Deep trade integration and North-South participation in GVCs
2022. Transnational Corporations, 29(3), pp. 1 - 40.
Do comprehensive trade agreements increase the participation of States in global value chains (GVCs) and contribute to their development? Although there is extensive evidence in the trade literature that deep preferential trade agreements (PTAs) can increase States’ bilateral export of final goods and, by implication, contribute to local development, much less is known about the characteristics of this effect on GVC relations. This paper answers the question in the framework of a gravity model and uses a comprehensive dyadic data set on trade in GVCs, PTAs, export and other characteristics for 188 countries and economies between 1990 and 2018. Results provide robust evidence that deep PTAs increase members’ bilateral trade in GVCs over the long term, especially when these agreements involve at least one developing country or economy and include provisions that support investment. These results underscore that GVC-facilitating deep PTAs are a powerful policy tool that can mobilize the potential of production and trade in GVCs for development.
UNDP's Engagement with the Private Sector, 1994-2011
Publisher: Palgrave Macmillan, New York.
ISBNs 978-1-137-44919-1; 978-1-137-44920-7
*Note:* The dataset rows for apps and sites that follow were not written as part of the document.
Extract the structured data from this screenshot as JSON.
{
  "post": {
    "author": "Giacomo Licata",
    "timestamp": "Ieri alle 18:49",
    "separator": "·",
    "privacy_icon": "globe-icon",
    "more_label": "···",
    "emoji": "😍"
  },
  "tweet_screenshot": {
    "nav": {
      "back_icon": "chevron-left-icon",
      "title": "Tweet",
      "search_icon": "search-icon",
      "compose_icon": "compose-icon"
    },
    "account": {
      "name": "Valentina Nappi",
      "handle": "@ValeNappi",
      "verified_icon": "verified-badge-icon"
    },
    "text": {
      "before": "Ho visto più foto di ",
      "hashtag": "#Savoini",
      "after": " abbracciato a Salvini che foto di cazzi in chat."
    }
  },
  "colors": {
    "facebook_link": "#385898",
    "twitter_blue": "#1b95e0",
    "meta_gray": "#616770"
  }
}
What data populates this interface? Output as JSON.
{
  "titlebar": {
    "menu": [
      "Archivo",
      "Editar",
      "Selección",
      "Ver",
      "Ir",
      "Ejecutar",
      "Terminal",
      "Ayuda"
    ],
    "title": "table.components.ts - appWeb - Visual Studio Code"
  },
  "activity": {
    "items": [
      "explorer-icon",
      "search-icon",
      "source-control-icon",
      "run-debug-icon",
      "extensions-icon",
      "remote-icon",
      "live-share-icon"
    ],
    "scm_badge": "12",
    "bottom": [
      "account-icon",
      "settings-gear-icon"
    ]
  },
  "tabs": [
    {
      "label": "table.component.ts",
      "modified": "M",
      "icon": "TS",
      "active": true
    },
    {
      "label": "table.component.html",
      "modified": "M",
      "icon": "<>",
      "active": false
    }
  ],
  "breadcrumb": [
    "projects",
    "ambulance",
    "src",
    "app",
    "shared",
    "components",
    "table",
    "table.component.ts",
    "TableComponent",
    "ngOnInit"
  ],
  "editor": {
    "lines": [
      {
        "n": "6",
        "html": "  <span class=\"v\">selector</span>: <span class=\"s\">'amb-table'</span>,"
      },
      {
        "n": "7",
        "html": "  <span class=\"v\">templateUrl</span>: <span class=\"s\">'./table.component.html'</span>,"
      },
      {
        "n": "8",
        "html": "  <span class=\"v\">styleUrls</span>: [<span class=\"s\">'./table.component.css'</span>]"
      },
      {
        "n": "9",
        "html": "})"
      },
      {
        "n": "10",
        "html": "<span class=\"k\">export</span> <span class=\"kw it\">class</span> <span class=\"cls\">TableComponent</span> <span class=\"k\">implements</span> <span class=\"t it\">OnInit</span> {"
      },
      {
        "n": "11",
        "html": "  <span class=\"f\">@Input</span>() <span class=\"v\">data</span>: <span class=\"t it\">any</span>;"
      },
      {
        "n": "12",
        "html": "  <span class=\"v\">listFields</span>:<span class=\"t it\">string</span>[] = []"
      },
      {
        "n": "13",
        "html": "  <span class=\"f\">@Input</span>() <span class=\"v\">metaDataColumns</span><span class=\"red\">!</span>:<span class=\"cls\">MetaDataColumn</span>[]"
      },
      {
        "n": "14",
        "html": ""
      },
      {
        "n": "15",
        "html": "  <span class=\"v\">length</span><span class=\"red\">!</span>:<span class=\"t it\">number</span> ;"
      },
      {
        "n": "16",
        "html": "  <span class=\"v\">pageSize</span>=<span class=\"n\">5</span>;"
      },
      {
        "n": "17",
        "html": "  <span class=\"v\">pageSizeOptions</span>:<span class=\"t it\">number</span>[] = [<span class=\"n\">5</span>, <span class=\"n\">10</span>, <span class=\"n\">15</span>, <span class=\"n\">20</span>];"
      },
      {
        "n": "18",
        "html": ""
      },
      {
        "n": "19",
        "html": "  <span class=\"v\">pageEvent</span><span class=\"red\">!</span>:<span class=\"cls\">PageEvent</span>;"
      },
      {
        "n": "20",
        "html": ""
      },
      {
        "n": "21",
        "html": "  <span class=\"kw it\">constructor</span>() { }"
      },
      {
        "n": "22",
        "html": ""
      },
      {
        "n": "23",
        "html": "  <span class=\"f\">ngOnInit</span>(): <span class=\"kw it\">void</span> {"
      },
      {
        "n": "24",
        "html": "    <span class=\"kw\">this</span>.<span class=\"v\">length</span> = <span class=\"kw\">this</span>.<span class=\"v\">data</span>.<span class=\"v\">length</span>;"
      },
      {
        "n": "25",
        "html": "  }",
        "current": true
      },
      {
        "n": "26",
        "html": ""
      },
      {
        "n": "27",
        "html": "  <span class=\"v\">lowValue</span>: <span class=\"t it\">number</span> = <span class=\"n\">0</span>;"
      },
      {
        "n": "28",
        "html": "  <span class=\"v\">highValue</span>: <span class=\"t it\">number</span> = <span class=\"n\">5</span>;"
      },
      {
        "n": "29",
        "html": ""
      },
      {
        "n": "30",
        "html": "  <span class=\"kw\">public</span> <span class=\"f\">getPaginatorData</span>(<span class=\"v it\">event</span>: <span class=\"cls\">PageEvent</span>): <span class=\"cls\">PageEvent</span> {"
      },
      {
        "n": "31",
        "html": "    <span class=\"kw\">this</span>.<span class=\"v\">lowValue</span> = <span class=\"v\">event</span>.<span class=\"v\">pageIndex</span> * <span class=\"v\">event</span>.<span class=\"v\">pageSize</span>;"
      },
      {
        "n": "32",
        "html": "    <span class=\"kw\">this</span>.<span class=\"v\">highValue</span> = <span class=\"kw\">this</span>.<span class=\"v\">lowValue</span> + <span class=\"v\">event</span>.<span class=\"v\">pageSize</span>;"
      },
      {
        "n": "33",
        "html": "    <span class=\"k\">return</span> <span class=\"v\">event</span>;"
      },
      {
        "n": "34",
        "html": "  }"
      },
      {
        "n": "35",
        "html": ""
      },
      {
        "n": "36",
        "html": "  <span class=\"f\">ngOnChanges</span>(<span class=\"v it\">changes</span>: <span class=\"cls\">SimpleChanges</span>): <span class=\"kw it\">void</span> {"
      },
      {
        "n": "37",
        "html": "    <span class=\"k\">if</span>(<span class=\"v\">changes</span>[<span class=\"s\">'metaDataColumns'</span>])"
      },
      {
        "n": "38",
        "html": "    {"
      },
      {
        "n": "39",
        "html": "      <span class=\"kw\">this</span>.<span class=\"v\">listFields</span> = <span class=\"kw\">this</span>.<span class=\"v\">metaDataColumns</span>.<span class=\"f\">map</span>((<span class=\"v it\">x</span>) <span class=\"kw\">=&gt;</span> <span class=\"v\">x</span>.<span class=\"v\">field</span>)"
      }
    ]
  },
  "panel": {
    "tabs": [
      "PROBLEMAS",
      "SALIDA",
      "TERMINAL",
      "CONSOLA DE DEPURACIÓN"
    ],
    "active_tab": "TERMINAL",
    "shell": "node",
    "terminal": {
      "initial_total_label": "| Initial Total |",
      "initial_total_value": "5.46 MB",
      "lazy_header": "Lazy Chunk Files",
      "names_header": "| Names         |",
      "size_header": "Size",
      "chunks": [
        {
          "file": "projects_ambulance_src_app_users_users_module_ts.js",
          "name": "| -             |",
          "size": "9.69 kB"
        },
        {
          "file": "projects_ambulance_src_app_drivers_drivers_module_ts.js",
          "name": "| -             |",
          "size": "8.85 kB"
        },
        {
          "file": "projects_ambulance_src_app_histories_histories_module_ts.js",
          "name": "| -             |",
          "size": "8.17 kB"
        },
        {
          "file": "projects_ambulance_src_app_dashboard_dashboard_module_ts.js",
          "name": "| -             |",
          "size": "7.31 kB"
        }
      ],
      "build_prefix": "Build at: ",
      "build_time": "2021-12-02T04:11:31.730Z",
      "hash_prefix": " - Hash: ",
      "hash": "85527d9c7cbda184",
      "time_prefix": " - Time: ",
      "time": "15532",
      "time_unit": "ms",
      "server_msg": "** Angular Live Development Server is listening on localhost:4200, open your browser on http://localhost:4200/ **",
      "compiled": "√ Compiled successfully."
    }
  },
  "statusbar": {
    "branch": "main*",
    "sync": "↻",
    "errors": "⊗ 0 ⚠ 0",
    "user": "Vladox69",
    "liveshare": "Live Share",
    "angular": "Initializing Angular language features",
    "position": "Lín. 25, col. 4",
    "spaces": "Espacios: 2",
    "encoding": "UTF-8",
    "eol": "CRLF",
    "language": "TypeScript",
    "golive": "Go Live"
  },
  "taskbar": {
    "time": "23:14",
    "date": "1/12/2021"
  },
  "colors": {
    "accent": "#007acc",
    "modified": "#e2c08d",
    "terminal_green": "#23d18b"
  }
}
Over the past decade, intergovernmental organizations (IGOs) have significantly grown the number and scope of their partnerships with the private sector. In this context, IGOs have launched policy initiatives and projects that make the private sector's core competencies, expertise, and activities essential parts of the solution to poverty, inclusiveness, and development. As a result, the policy agendas of almost all IGOs currently incorporate the design and implementation of innovative business models and inclusive market strategies at the base of the income pyramid in developing countries. These organizations are also actively involved in the process of development, promotion, and diffusion of norms of sustainable development and corporate social responsibility. Despite the objective importance of the private sector to current development policy and practice, the causes of recent changes are among the least conceptualized and examined in the fields of IGOs, international relations theory, and development policy. Concerned with the implications that these changes in IGOs' engagement with the private sector may have for our understanding of current development policy and practice, this book asks how and why these changes occurred, and to what extent the process of norm development influenced this transformation.
Is “being foreign” a liability for mining companies? Locational liabilities and social conflict in Latin America
2019. Resources Policy, 63(101425), pp. 1-10.
With Paul Alexander Haslam and Nasser Ary Tanimoune
Do foreign mining firms face additional challenges and incur additional costs in host environments because of their nationality? This paper draws on the business literature on liability of foreignness (LOF), to examine whether foreign mining firms face a performance liability in comparison to locally-owned mining companies. In order to adapt this literature to the particular context of mining in developing countries, characterized by territorially-uneven costs of doing business abroad, and link it with stakeholder perceptions, we introduce the concept of “locational liabilities”. We show that foreign mining firms do experience a liability of foreignness associated with a higher likelihood of social conflict, than locally-owned firms, and that this effect can only be fully identified with the inclusion of locational liabilities that interact differentially with foreign and local firms. Furthermore, we demonstrate that these liabilities are not easily mitigated by corporate social responsibility practices, suggesting that foreign firms may have greater difficulty obtaining social licence to operate. The article uses an original database of 634 mining properties in five countries of Latin America, and a novel empirical methodology based on highly-localized property-level sources of data drawn in part from geographic information system (GIS) analysis.
Do Canadian mining firms behave worse than other companies? Quantitative evidence from Latin America
2018. Canadian Journal of Political Science/Revue canadienne de science politique, 51(3), pp. 521-551.
With Paul Alexander Haslam and Nasser Ary Tanimoune
The effects of Canadian mining companies on local communities abroad is an increasingly contentious topic as activists and academics, citing case studies, have drawn attention to alleged problems. Despite the policy relevance of this issue, there have been no generalizable analyses of whether mining companies headquartered in Canada behave differently from mining firms headquartered in other countries. This paper conducts the first rigorous statistical analysis of the effect of country-of-origin, or more specifically, “being Canadian” on the occurrence of known social conflicts in Latin America. We use an original database of 634 mining properties in five Latin American countries, which allows us to differentiate between a country-of-origin effect, and other probable determinants of social conflict in communities near mining properties. We find that Canadian mining firms perform slightly better than other foreign firms, but worse than locally-owned firms.